*** DATA RECORDS Section Begins ***

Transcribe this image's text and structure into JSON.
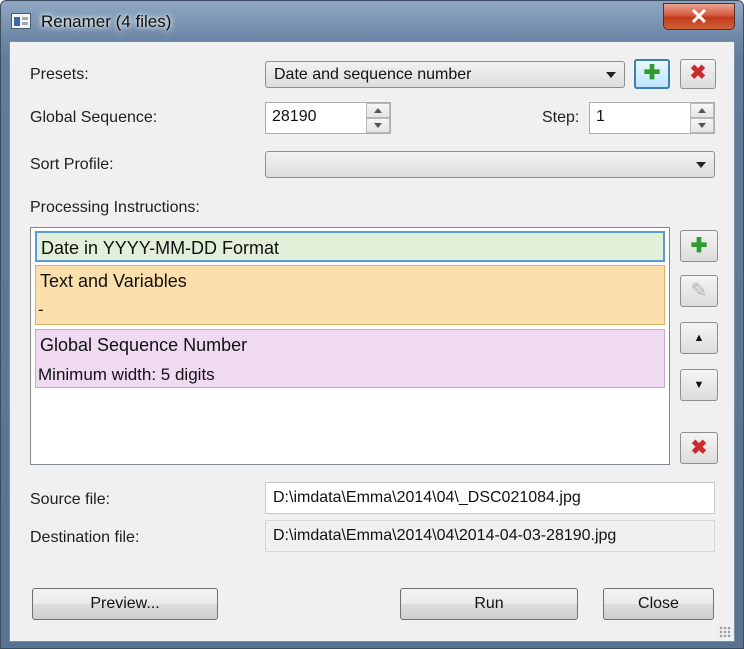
{
  "window": {
    "title": "Renamer (4 files)",
    "close_glyph": "✕"
  },
  "presets": {
    "label": "Presets:",
    "value": "Date and sequence number",
    "add_glyph": "✚",
    "delete_glyph": "✖"
  },
  "sequence": {
    "label": "Global Sequence:",
    "value": "28190",
    "step_label": "Step:",
    "step_value": "1"
  },
  "sort_profile": {
    "label": "Sort Profile:",
    "value": ""
  },
  "instructions": {
    "label": "Processing Instructions:",
    "items": [
      {
        "title": "Date in YYYY-MM-DD Format",
        "subtitle": "",
        "color": "#e2efd9"
      },
      {
        "title": "Text and Variables",
        "subtitle": "-",
        "color": "#fbdfad"
      },
      {
        "title": "Global Sequence Number",
        "subtitle": "Minimum width: 5 digits",
        "color": "#efdaf2"
      }
    ],
    "buttons": {
      "add": "✚",
      "edit": "✎",
      "up": "▲",
      "down": "▼",
      "delete": "✖"
    }
  },
  "files": {
    "source_label": "Source file:",
    "source_value": "D:\\imdata\\Emma\\2014\\04\\_DSC021084.jpg",
    "destination_label": "Destination file:",
    "destination_value": "D:\\imdata\\Emma\\2014\\04\\2014-04-03-28190.jpg"
  },
  "actions": {
    "preview": "Preview...",
    "run": "Run",
    "close": "Close"
  },
  "colors": {
    "accent_focus": "#3c7fb1",
    "add_green": "#2e9b2e",
    "delete_red": "#cc2b2b"
  }
}
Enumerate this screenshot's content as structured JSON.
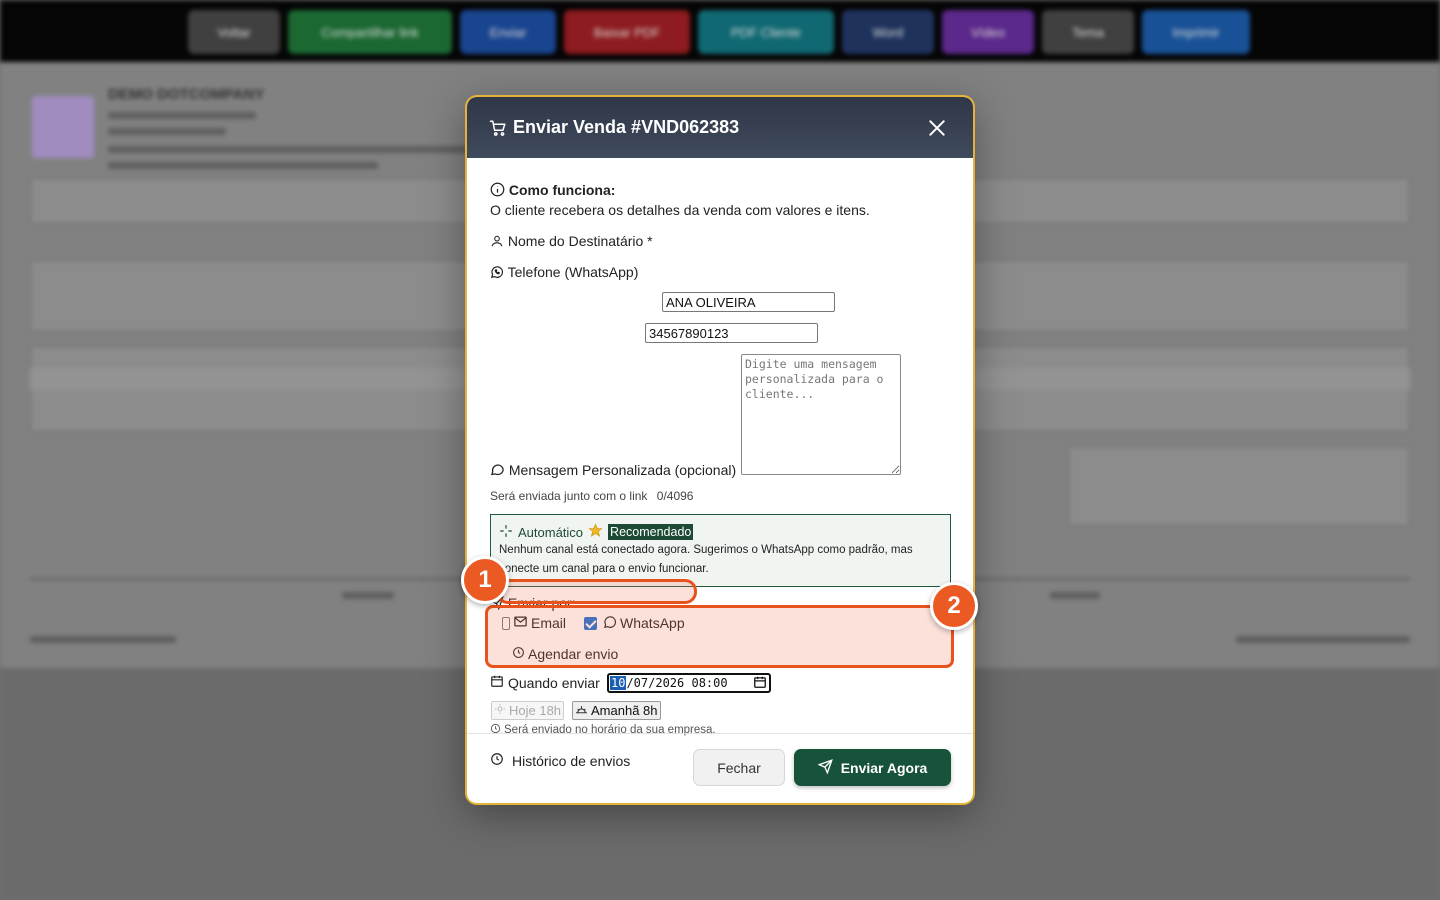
{
  "background": {
    "toolbar": [
      {
        "label": "Voltar",
        "color": "#4b4b4b"
      },
      {
        "label": "Compartilhar link",
        "color": "#1f7a3a"
      },
      {
        "label": "Enviar",
        "color": "#1d4fa8"
      },
      {
        "label": "Baixar PDF",
        "color": "#a51f24"
      },
      {
        "label": "PDF Cliente",
        "color": "#137a86"
      },
      {
        "label": "Word",
        "color": "#233a6b"
      },
      {
        "label": "Vídeo",
        "color": "#6b2fa3"
      },
      {
        "label": "Tema",
        "color": "#4b4b4b"
      },
      {
        "label": "Imprimir",
        "color": "#1d5fb0"
      }
    ],
    "company_name": "DEMO DOTCOMPANY"
  },
  "modal": {
    "title": "Enviar Venda #VND062383",
    "info_title": "Como funciona:",
    "info_text": "O cliente recebera os detalhes da venda com valores e itens.",
    "recipient_label": "Nome do Destinatário *",
    "recipient_value": "ANA OLIVEIRA",
    "phone_label": "Telefone (WhatsApp)",
    "phone_value": "34567890123",
    "message_label": "Mensagem Personalizada (opcional)",
    "message_placeholder": "Digite uma mensagem personalizada para o cliente...",
    "message_hint": "Será enviada junto com o link",
    "message_counter": "0/4096",
    "auto_title": "Automático",
    "auto_badge": "Recomendado",
    "auto_text": "Nenhum canal está conectado agora. Sugerimos o WhatsApp como padrão, mas conecte um canal para o envio funcionar.",
    "send_via_label": "Enviar por:",
    "channel_email": "Email",
    "channel_whatsapp": "WhatsApp",
    "schedule_label": "Agendar envio",
    "when_label": "Quando enviar",
    "datetime_day": "10",
    "datetime_rest": "/07/2026 08:00",
    "quick_today": "Hoje 18h",
    "quick_tomorrow": "Amanhã 8h",
    "timezone_hint": "Será enviado no horário da sua empresa.",
    "history_label": "Histórico de envios",
    "close_button": "Fechar",
    "send_button": "Enviar Agora"
  },
  "annotations": {
    "marker_1": "1",
    "marker_2": "2",
    "accent_color": "#ea5a22"
  }
}
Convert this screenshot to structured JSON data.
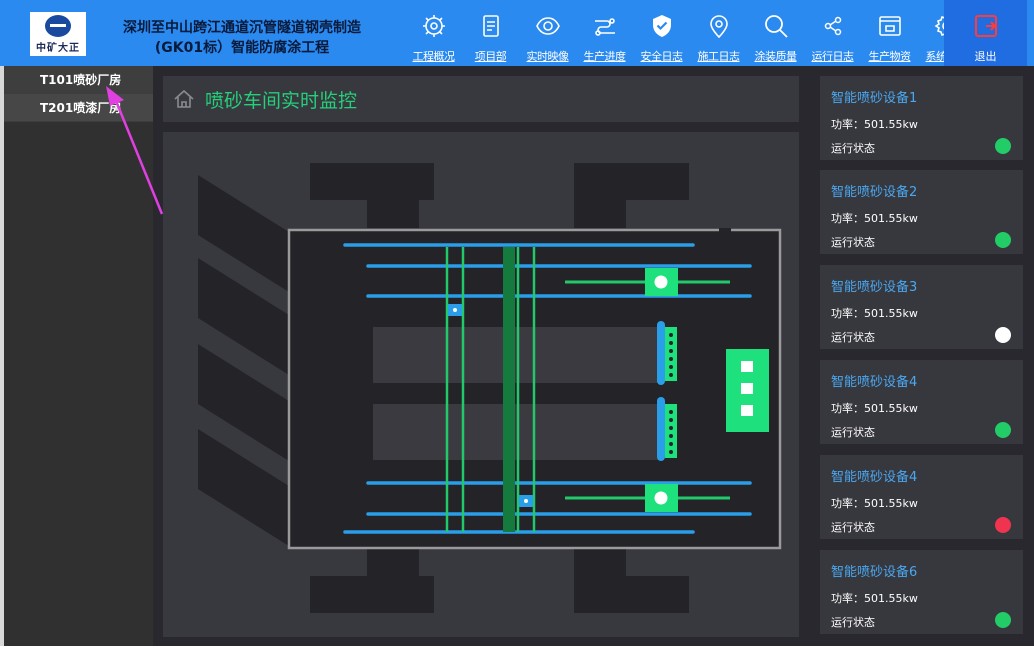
{
  "header": {
    "logo_text": "中矿大正",
    "title_line1": "深圳至中山跨江通道沉管隧道钢壳制造",
    "title_line2": "(GK01标）智能防腐涂工程",
    "nav": [
      {
        "label": "工程概况",
        "icon": "gear-brain-icon"
      },
      {
        "label": "项目部",
        "icon": "document-icon"
      },
      {
        "label": "实时映像",
        "icon": "eye-icon"
      },
      {
        "label": "生产进度",
        "icon": "progress-icon"
      },
      {
        "label": "安全日志",
        "icon": "shield-check-icon"
      },
      {
        "label": "施工日志",
        "icon": "location-pin-icon"
      },
      {
        "label": "涂装质量",
        "icon": "search-icon"
      },
      {
        "label": "运行日志",
        "icon": "share-icon"
      },
      {
        "label": "生产物资",
        "icon": "box-window-icon"
      },
      {
        "label": "系统管理",
        "icon": "gear-icon"
      }
    ],
    "exit_label": "退出"
  },
  "sidebar": {
    "items": [
      {
        "label": "T101喷砂厂房"
      },
      {
        "label": "T201喷漆厂房"
      }
    ]
  },
  "main": {
    "title": "喷砂车间实时监控"
  },
  "devices": [
    {
      "name": "智能喷砂设备1",
      "power": "功率：501.55kw",
      "status_label": "运行状态",
      "status_color": "#22cc66"
    },
    {
      "name": "智能喷砂设备2",
      "power": "功率：501.55kw",
      "status_label": "运行状态",
      "status_color": "#22cc66"
    },
    {
      "name": "智能喷砂设备3",
      "power": "功率：501.55kw",
      "status_label": "运行状态",
      "status_color": "#ffffff"
    },
    {
      "name": "智能喷砂设备4",
      "power": "功率：501.55kw",
      "status_label": "运行状态",
      "status_color": "#22cc66"
    },
    {
      "name": "智能喷砂设备4",
      "power": "功率：501.55kw",
      "status_label": "运行状态",
      "status_color": "#f0334f"
    },
    {
      "name": "智能喷砂设备6",
      "power": "功率：501.55kw",
      "status_label": "运行状态",
      "status_color": "#22cc66"
    }
  ],
  "colors": {
    "header_bg": "#2a8af0",
    "accent_green": "#24d07a",
    "accent_blue": "#4aa8f0",
    "panel_bg": "#28282e",
    "annotation": "#e040e0"
  }
}
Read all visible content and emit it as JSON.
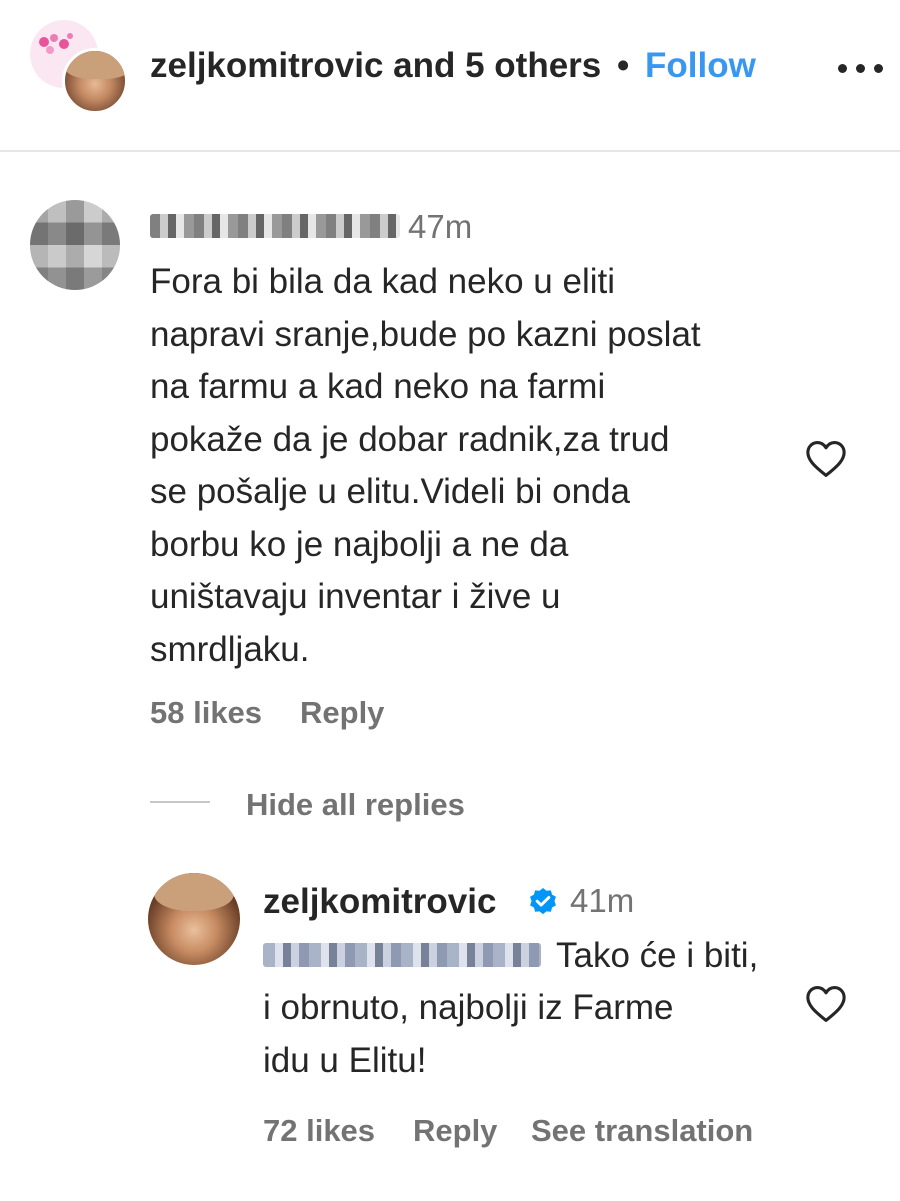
{
  "header": {
    "username": "zeljkomitrovic",
    "others": "and 5 others",
    "separator": "•",
    "follow_label": "Follow"
  },
  "comments": [
    {
      "time": "47m",
      "text": "Fora bi bila da kad neko u eliti\nnapravi sranje,bude po kazni poslat\nna farmu a kad neko na farmi\npokaže da je dobar radnik,za trud\nse pošalje u elitu.Videli bi onda\nborbu ko je najbolji a ne da\nuništavaju inventar i žive u\nsmrdljaku.",
      "likes": "58 likes",
      "reply_label": "Reply",
      "hide_replies_label": "Hide all replies",
      "replies": [
        {
          "username": "zeljkomitrovic",
          "verified": true,
          "time": "41m",
          "text_first_line": "Tako će i biti,",
          "text_rest": "i obrnuto, najbolji iz Farme\nidu u Elitu!",
          "likes": "72 likes",
          "reply_label": "Reply",
          "translation_label": "See translation"
        }
      ]
    }
  ],
  "colors": {
    "text": "#262626",
    "muted": "#737373",
    "follow": "#3897f0",
    "verified": "#0095f6",
    "divider": "#e6e6e6"
  }
}
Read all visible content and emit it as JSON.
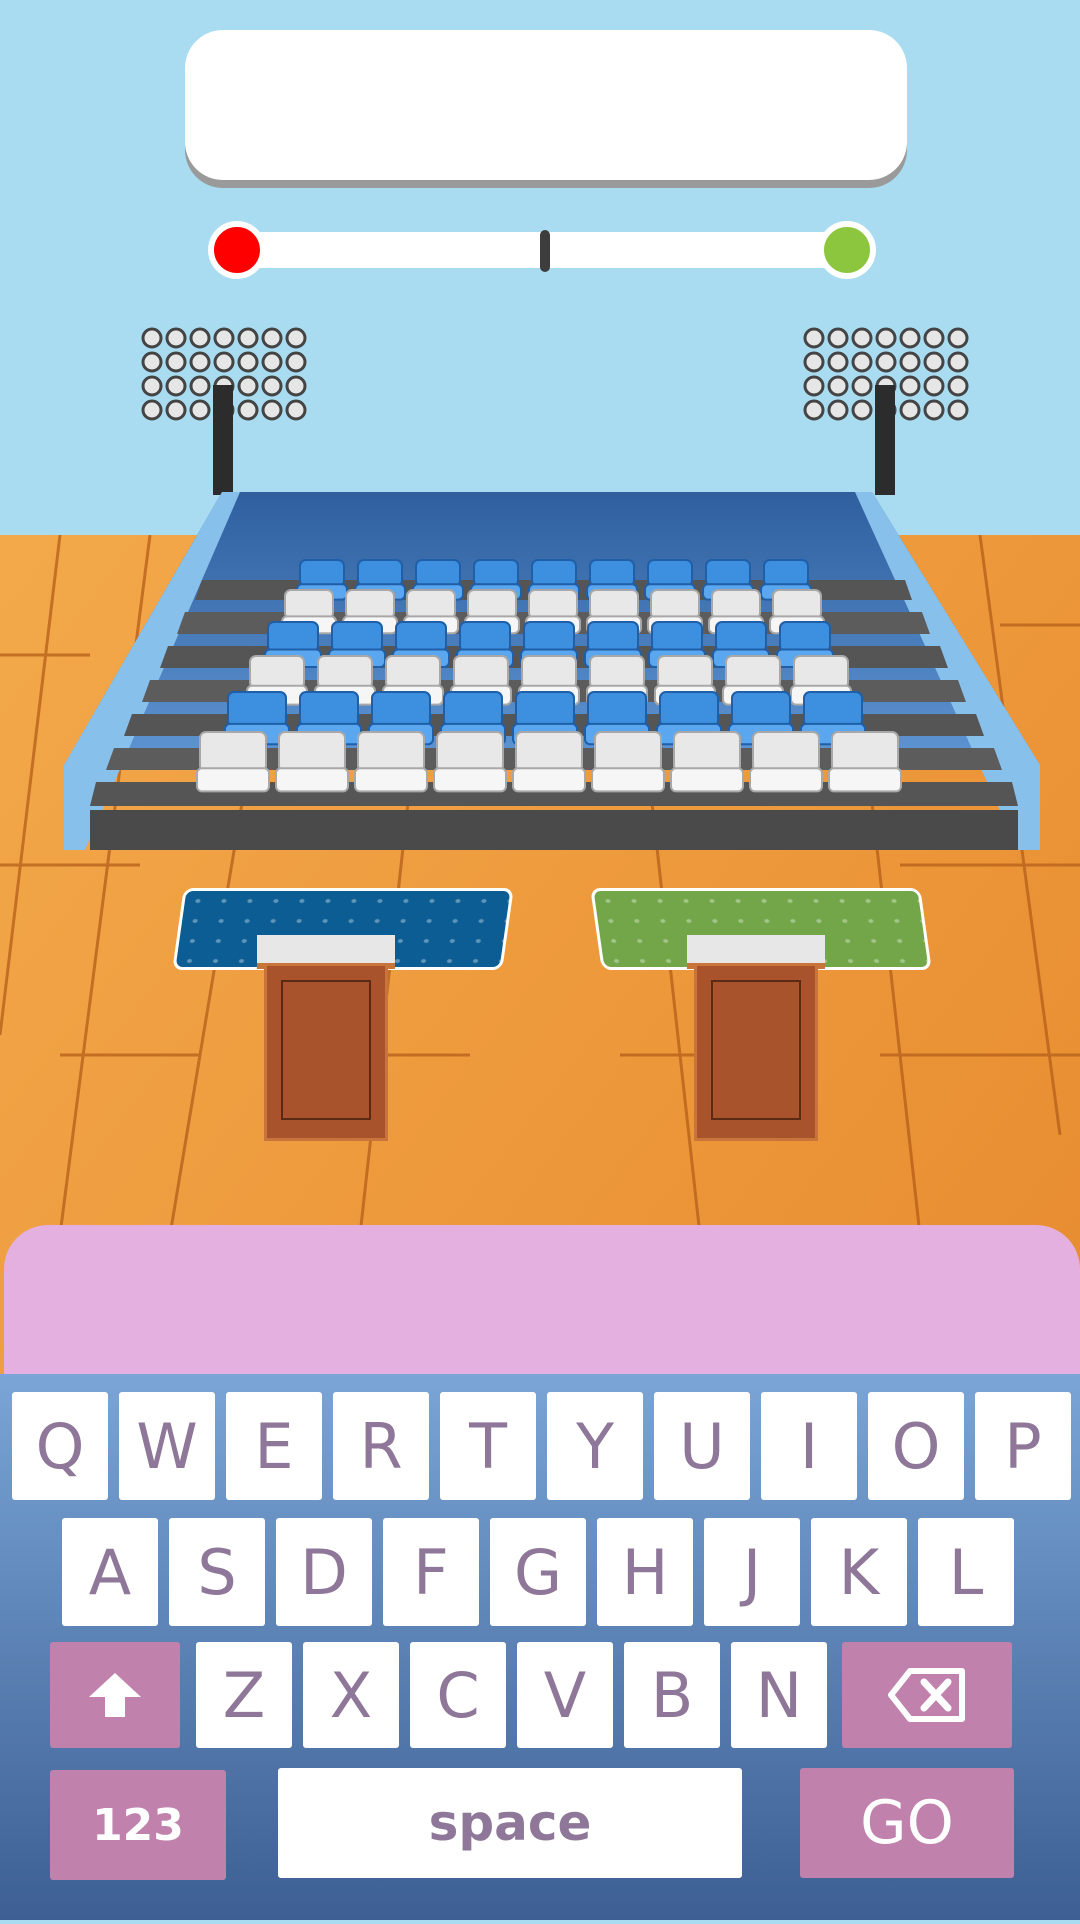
{
  "prompt": {
    "text": ""
  },
  "tray": {
    "text": ""
  },
  "meter": {
    "left_color": "#ff0000",
    "right_color": "#8cc63f",
    "marker_fraction": 0.5
  },
  "mats": {
    "left_color": "#0b5d93",
    "right_color": "#72a649"
  },
  "keyboard": {
    "row1": [
      "Q",
      "W",
      "E",
      "R",
      "T",
      "Y",
      "U",
      "I",
      "O",
      "P"
    ],
    "row2": [
      "A",
      "S",
      "D",
      "F",
      "G",
      "H",
      "J",
      "K",
      "L"
    ],
    "row3": [
      "Z",
      "X",
      "C",
      "V",
      "B",
      "N"
    ],
    "numbers_label": "123",
    "space_label": "space",
    "go_label": "GO",
    "key_color": "#ffffff",
    "special_color": "#c082ac",
    "letter_color": "#8e7799"
  }
}
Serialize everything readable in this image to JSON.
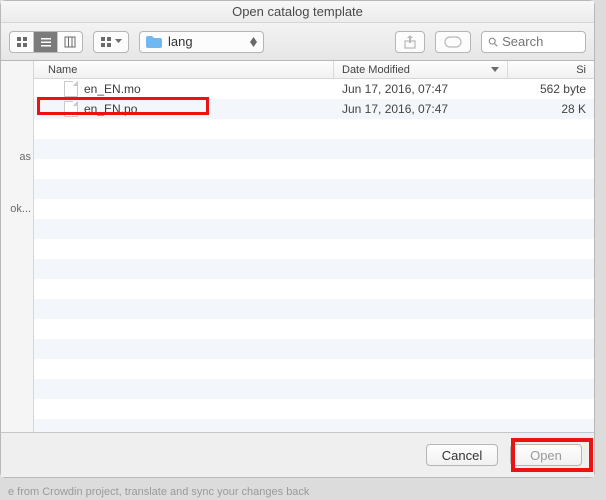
{
  "title": "Open catalog template",
  "toolbar": {
    "folder_name": "lang",
    "search_placeholder": "Search"
  },
  "sidebar": {
    "items": [
      "as",
      "ok..."
    ]
  },
  "columns": {
    "name": "Name",
    "date": "Date Modified",
    "size": "Si"
  },
  "files": [
    {
      "name": "en_EN.mo",
      "date": "Jun 17, 2016, 07:47",
      "size": "562 byte"
    },
    {
      "name": "en_EN.po",
      "date": "Jun 17, 2016, 07:47",
      "size": "28 K"
    }
  ],
  "buttons": {
    "cancel": "Cancel",
    "open": "Open"
  },
  "bg_hint": "e from Crowdin project, translate and sync your changes back"
}
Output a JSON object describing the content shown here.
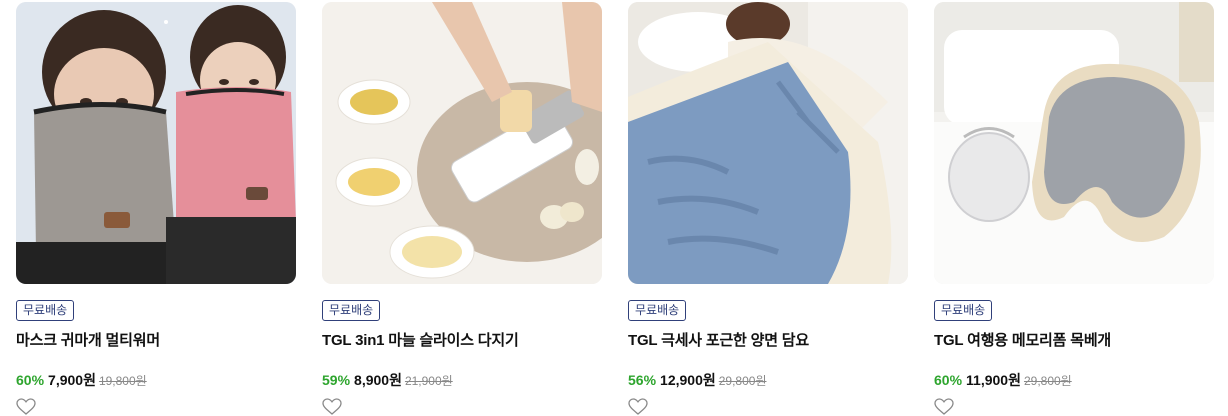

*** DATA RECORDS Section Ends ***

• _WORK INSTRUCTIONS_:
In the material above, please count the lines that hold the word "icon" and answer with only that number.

• _SOLUTION TO THIS PROBLEM_:
10